Take security, for example. It was the number one pain point in production according to developers in a RisingStack survey.
Now, the survey didn’t go into details with respect to what, exactly, about security is a pain point (though I’m sure if asked we’d get a wide variety of responses). What I do know is that 38% of respondents in an app role (developers) in our 2018 State of Application Delivery survey tagged “increasing sophistication of attacks” as their number one security challenge for the next year. 26% said a lack of IT skills in security, and 23% said difficulty in securing applications – particularly web apps – from attack.
If we view the pain point through that lens (and since it’s my blog, I’m going to) then there is an application service for that. Several, in fact. Even if the goal is to virtually patch or prevent an existing vulnerability from being exploited.
And there are a lot of those out there. The thing is that every breach, every unauthorized access, every bit of data that leaks tends to be blamed on a developer – even when the vulnerability was in a third-party library or hidden deep in the packets of a protocol or in a platform used by millions (literally) of other sites on the Internet. But Lori, you’re thinking, the 79% of an application comprised of libraries only accounts for 2% of known vulnerabilities according to careful inspection.
And yet some of the highest profile breaches and data loss have been due to that 2% – vulnerabilities in platforms and common libraries shared by millions of people.
A web application firewall (one of the thirty application services we track in our annual survey) addresses both – and the growing portfolio that attackers use to gain access, drain resources, or steal data. App access control, too, provides a layer of protection for credentials (valuable themselves) as well as the application and its data. Worthy of note is that 75% of all respondents in our annual survey indicated they use App access control to protect applications both on-premises and in the public cloud.
Likewise, performance is not something a developer can always control. There’s the impact of code standards – which err on the side of long term sustainability – on app performance. Sometimes you can’t use the most efficient data structure or syntax. You have to keep in mind that someone else has to maintain and modify that code down the line. Sometimes it’s the impact of variables outside your control – capacity, demand, network conditions, and that customer that refuses to give up on that ten-year old PC running Windows ME.

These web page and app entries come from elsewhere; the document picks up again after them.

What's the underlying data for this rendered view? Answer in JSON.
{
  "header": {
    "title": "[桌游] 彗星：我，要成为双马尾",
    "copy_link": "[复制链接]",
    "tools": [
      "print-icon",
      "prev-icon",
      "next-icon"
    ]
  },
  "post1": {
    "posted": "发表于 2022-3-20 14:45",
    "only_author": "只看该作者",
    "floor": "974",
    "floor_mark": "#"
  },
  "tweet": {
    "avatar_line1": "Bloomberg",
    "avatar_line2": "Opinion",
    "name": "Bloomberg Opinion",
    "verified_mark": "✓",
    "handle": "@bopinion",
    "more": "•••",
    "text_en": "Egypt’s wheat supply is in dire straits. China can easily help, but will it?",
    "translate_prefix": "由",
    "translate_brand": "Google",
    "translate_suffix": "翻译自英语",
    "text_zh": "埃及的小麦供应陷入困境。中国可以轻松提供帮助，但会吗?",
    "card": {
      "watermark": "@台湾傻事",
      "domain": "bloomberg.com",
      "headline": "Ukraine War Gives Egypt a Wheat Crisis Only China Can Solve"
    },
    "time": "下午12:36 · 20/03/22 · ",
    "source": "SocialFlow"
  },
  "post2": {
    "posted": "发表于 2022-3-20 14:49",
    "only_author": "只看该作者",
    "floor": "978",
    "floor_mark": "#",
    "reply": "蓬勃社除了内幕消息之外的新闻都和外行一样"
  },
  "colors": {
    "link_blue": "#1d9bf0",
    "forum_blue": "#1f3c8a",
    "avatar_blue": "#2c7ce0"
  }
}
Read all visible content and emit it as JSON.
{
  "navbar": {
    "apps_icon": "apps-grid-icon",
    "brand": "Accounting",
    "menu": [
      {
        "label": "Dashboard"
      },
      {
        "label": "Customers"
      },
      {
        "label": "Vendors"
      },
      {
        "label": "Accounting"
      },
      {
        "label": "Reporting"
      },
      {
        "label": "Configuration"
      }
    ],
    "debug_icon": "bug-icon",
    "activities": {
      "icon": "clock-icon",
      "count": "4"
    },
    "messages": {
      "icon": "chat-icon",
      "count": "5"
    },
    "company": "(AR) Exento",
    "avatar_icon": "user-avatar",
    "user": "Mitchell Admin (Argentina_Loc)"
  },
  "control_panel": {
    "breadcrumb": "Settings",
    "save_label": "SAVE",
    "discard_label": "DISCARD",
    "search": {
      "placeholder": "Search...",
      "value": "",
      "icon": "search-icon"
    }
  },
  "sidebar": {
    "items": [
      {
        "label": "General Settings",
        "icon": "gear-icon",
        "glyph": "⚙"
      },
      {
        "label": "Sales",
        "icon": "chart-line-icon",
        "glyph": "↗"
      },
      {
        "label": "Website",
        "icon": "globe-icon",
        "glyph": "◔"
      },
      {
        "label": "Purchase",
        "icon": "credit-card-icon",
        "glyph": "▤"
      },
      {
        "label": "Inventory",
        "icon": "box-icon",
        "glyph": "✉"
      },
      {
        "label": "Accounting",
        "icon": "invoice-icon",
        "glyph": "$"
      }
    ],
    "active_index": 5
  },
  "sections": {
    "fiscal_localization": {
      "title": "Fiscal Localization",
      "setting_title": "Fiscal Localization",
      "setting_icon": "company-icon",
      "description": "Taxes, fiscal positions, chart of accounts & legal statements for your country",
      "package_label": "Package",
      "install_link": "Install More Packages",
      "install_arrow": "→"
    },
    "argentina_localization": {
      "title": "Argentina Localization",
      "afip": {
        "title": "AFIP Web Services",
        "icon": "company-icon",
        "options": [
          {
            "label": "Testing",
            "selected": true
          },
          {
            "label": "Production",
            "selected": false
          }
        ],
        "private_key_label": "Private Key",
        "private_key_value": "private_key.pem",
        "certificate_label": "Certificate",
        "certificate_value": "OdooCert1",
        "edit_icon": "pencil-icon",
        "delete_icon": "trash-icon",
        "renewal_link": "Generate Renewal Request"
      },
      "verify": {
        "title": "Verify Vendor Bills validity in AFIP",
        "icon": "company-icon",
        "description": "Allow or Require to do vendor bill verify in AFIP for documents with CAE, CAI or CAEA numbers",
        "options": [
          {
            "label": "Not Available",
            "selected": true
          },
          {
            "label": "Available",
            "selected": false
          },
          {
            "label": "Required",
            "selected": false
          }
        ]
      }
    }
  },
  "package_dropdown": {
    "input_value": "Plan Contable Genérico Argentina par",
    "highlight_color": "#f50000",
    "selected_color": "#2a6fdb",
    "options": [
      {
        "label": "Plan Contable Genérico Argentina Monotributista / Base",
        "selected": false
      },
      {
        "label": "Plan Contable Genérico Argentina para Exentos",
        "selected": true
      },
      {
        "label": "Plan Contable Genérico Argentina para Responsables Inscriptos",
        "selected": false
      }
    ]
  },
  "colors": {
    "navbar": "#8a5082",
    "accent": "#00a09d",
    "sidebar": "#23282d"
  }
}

There’s an application service (several, actually) to address that pain point, too. A veritable plethora of options from TCP optimization to caching to compression to offloading expensive cryptographic processing. All these application services can improve performance and delight users.
A good number of folks already employ just these services to make their apps go faster and safer, addressing both pain points of performance and security.
But developers indicated it isn’t just security or performance problems that give them headaches in production, it’s also deployment – which focuses on how you get those apps and application services executing in production.
This is bigger problem that can’t be solved by a single application service – or even a chain of application services. Solving the deployment pain point requires a more strategic initiative around automation and orchestration and embracing DevOps ideas like infrastructure as code.
It takes a concerted effort to move traditional NetOps to embrace the principles and methodologies of DevOps to codify the processes necessary to deploy the necessary changes in production required to support developers.
That means infrastructure vendors must provide API-enabled infrastructure, and support the ability to operate in a more declarative model that relies on templates and deployment artifacts rather than CLIs.
Of the three pain points developers note, deployment is the most difficult to address because there is no single tool or technology that can solve it. It requires collaboration and a concerted effort to transform IT from a manually driven deployment model to the automated assembly line approach of the future.
Regardless of the ease or difficulty in addresses developers’ pain points, the fact is all three can be addressed by NetOps in production. Whether with a liberal helping of application services or a more dedicated effort to internal digital transformation, NetOps can make moving into production a less painful – and more successful – experience for everyone.